Dataset rows describing interfaces:
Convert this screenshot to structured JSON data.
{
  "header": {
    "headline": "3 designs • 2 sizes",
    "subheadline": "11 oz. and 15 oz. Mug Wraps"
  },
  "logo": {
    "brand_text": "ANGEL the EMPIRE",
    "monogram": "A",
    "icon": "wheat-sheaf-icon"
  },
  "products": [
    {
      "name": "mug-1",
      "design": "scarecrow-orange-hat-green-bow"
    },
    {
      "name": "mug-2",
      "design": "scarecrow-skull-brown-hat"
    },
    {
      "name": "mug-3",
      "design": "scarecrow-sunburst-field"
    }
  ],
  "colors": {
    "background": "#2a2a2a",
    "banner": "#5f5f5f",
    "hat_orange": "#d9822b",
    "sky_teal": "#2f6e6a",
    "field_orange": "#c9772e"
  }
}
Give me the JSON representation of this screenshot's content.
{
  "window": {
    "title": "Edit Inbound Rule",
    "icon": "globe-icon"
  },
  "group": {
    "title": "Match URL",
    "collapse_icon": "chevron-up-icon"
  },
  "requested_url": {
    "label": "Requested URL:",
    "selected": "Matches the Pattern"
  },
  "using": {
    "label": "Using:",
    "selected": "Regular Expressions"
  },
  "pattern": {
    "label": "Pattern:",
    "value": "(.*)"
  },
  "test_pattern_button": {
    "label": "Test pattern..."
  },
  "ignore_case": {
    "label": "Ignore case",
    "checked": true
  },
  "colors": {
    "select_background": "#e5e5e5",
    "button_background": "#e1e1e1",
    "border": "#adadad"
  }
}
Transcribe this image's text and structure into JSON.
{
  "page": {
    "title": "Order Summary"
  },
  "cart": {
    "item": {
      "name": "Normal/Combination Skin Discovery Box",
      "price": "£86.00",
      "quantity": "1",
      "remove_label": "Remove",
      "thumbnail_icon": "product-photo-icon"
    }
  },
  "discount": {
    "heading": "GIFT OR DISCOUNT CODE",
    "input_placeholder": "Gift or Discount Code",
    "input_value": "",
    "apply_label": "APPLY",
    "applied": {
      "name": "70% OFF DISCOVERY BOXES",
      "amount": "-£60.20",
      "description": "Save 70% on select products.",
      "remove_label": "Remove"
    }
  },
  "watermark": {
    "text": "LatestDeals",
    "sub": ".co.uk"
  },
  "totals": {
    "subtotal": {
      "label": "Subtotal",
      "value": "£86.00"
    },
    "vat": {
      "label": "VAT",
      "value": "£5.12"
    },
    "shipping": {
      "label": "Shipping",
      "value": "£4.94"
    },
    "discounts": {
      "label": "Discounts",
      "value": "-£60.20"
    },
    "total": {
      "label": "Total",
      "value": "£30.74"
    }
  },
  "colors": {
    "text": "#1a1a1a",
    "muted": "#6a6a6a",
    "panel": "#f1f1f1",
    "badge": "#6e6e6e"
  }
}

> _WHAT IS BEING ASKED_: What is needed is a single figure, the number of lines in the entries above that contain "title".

> _COMPLETED EXERCISE_: 3